***** Given data *****

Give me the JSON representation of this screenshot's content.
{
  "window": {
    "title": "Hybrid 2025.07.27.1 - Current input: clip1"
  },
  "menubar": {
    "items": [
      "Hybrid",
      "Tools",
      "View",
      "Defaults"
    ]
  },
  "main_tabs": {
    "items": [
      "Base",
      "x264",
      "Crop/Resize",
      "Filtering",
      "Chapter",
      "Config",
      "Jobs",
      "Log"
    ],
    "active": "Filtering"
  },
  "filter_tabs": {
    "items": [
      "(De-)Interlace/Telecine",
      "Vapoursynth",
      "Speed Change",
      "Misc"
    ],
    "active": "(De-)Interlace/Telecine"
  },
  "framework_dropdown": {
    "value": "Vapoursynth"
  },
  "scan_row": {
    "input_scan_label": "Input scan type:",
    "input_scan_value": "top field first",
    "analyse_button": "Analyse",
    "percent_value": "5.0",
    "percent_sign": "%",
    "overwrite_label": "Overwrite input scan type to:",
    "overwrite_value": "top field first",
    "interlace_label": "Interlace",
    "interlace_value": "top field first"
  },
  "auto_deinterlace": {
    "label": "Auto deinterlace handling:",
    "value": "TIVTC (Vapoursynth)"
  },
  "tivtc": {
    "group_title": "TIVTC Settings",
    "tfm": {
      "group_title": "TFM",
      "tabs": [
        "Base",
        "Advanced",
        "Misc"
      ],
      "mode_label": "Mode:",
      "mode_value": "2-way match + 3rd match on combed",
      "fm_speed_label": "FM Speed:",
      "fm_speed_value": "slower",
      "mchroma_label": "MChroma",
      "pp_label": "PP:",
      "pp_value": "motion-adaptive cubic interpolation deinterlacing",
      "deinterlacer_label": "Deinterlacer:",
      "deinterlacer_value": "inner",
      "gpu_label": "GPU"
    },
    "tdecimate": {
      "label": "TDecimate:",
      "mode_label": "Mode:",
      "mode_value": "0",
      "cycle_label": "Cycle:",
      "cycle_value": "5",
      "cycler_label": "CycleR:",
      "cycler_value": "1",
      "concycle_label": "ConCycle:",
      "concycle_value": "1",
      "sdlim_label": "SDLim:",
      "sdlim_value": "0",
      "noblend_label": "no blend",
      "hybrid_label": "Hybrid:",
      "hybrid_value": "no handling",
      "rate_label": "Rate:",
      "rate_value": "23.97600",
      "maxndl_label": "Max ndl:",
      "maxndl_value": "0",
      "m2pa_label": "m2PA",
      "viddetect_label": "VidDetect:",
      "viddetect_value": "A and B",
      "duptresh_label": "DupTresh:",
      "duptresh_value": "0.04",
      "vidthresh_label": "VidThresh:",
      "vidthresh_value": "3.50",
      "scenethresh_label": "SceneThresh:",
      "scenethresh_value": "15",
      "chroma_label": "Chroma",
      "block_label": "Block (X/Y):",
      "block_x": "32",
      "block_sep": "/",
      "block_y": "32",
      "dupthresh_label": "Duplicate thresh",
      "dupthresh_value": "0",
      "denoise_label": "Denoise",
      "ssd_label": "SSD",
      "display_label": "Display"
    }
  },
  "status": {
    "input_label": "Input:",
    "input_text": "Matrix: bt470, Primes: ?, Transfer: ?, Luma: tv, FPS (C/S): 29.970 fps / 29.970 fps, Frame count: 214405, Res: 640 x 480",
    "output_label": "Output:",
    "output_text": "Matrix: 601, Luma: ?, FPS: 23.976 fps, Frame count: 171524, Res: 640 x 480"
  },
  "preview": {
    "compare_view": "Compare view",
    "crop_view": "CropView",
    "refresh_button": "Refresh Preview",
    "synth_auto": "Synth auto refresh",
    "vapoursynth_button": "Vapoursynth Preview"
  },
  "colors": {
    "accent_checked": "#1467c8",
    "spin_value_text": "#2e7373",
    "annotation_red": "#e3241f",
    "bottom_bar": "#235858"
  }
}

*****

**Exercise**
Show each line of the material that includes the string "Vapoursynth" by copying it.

**Response to the task**
      "Vapoursynth",
    "value": "Vapoursynth"
    "value": "TIVTC (Vapoursynth)"
    "vapoursynth_button": "Vapoursynth Preview"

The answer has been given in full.